His work involves implementing core gameplay and UI. “We used Unity engine to develop those games, so that was mainly the tool I used to work on my part.”
Add Logic Audio, Blender 3D, and Photoshop to his list of tools. He relies on Trello for project management and to stay organized. Github or Bitbucket to store and manage his digital assets.
Why Math Matters
“I wish I had been more serious in my math class. My advice for newbies would be: don’t neglect your math class,” Guillaume regretfully admits.
Math is the foundation of game design. We wrote an article about the importance of Math, which you can read it here. The branches of Math that programmers use in game development are the following:
- Linear Algebra
- Discrete Mathematics
- Applied Mathematics
It looks daunting, I know. And yes, there are game engines that let you drag and drop the elements of your design. But if you want to be indispensable in an already saturated job market, you need to stand out by having the technical skills video game company giants are seeking.

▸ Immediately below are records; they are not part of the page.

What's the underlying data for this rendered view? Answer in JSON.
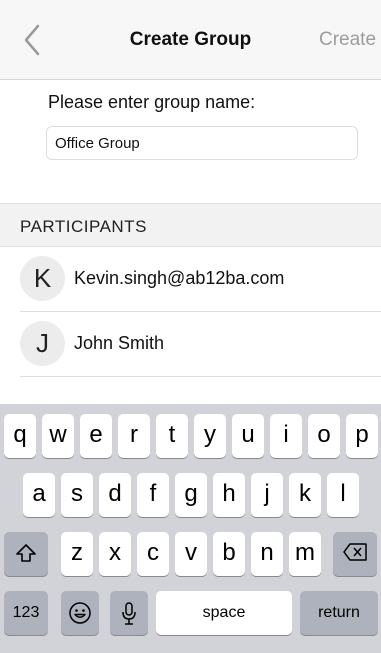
{
  "navbar": {
    "back_icon": "chevron-left-icon",
    "title": "Create Group",
    "action_label": "Create"
  },
  "form": {
    "label": "Please enter group name:",
    "group_name_value": "Office Group"
  },
  "participants": {
    "section_title": "PARTICIPANTS",
    "items": [
      {
        "initial": "K",
        "name": "Kevin.singh@ab12ba.com"
      },
      {
        "initial": "J",
        "name": "John Smith"
      }
    ]
  },
  "keyboard": {
    "row1": [
      "q",
      "w",
      "e",
      "r",
      "t",
      "y",
      "u",
      "i",
      "o",
      "p"
    ],
    "row2": [
      "a",
      "s",
      "d",
      "f",
      "g",
      "h",
      "j",
      "k",
      "l"
    ],
    "row3": [
      "z",
      "x",
      "c",
      "v",
      "b",
      "n",
      "m"
    ],
    "shift_icon": "shift-icon",
    "delete_icon": "delete-backspace-icon",
    "numbers_label": "123",
    "emoji_icon": "emoji-icon",
    "mic_icon": "microphone-icon",
    "space_label": "space",
    "return_label": "return"
  },
  "colors": {
    "nav_action_disabled": "#9c9c9c",
    "keyboard_bg": "#d1d3d9",
    "key_dark": "#adb2bc"
  }
}
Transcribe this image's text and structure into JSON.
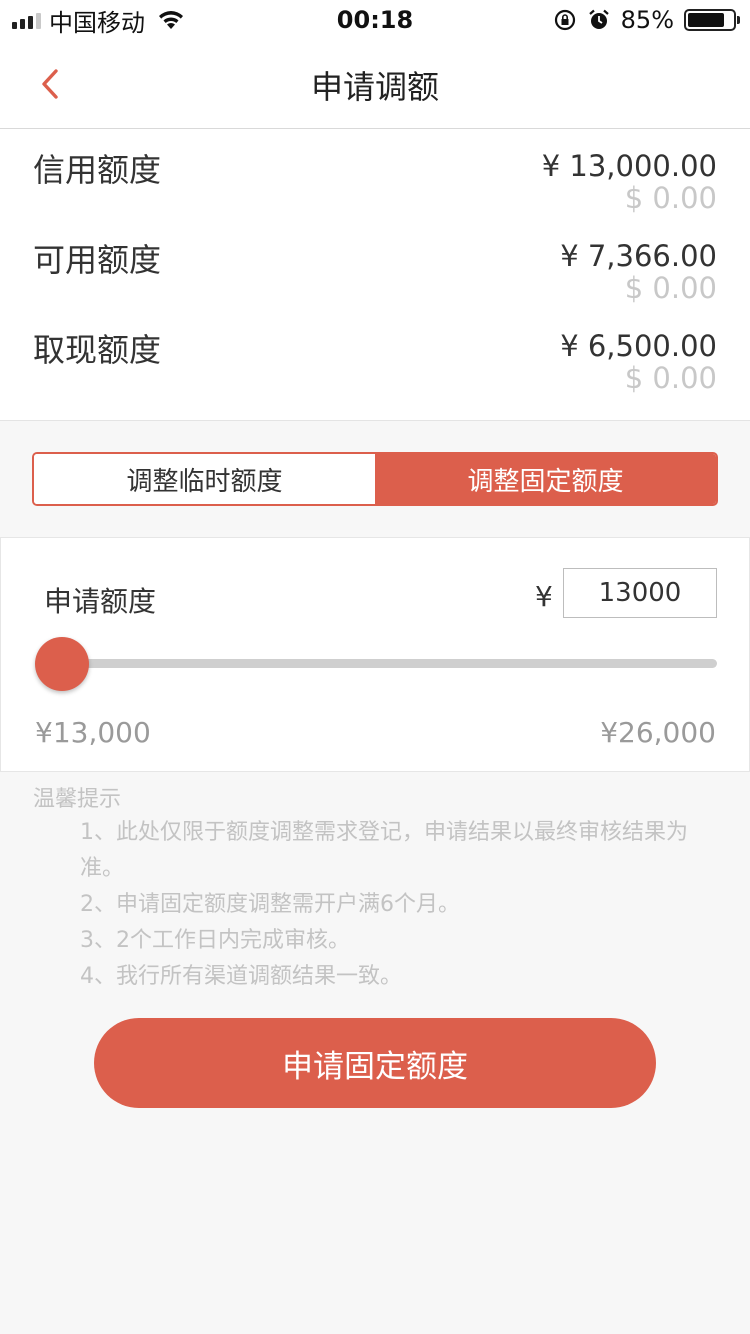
{
  "status_bar": {
    "carrier": "中国移动",
    "time": "00:18",
    "battery": "85%"
  },
  "nav": {
    "title": "申请调额",
    "back_icon": "chevron-left-icon"
  },
  "limits": [
    {
      "label": "信用额度",
      "cny": "¥ 13,000.00",
      "usd": "$ 0.00"
    },
    {
      "label": "可用额度",
      "cny": "¥ 7,366.00",
      "usd": "$ 0.00"
    },
    {
      "label": "取现额度",
      "cny": "¥ 6,500.00",
      "usd": "$ 0.00"
    }
  ],
  "tabs": [
    {
      "label": "调整临时额度",
      "active": false
    },
    {
      "label": "调整固定额度",
      "active": true
    }
  ],
  "apply": {
    "label": "申请额度",
    "currency": "¥",
    "amount": "13000",
    "slider_value": 0,
    "min_label": "¥13,000",
    "max_label": "¥26,000"
  },
  "tips": {
    "title": "温馨提示",
    "items": [
      "1、此处仅限于额度调整需求登记，申请结果以最终审核结果为准。",
      "2、申请固定额度调整需开户满6个月。",
      "3、2个工作日内完成审核。",
      "4、我行所有渠道调额结果一致。"
    ]
  },
  "submit_label": "申请固定额度",
  "colors": {
    "accent": "#dc5f4c",
    "muted": "#c3c3c3"
  }
}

Second, self-learning is a must-have skill if you want to stay relevant. There’s no way for you to know everything. Thanks to the internet, you now have limitless information at your disposal. Use it well.
KISS and Don’t Fall In Love…
…with your prototype. You are not making the final product. In this line of work, a failure is an option. It’s easier for you to let go and move on when things don’t work out.
KISS stands for ‘Keep It Simple Stupid’, a term coined by Kelly Johnson, the lead engineer at Lockheed Skunk Works. This principle is still very relevant today and is widely used by software engineers. The challenge is on the designers to design a product with the end-users in mind. Thus, simple.
In video game development, apply the KISS principle when you’re building a prototype. “It’s something to keep in mind. Things may radically change based on feedback and other factors.”
“I believe that mobile platforms are going to stay strong,” Guillaume said with a hint of uncertainty when asked about the future of gaming. “The only thing I can say without being wrong is that whatever happens, developers will have to continue to adapt over time to stay in the loop.”
If you want to connect with Guillaume, visit his website here.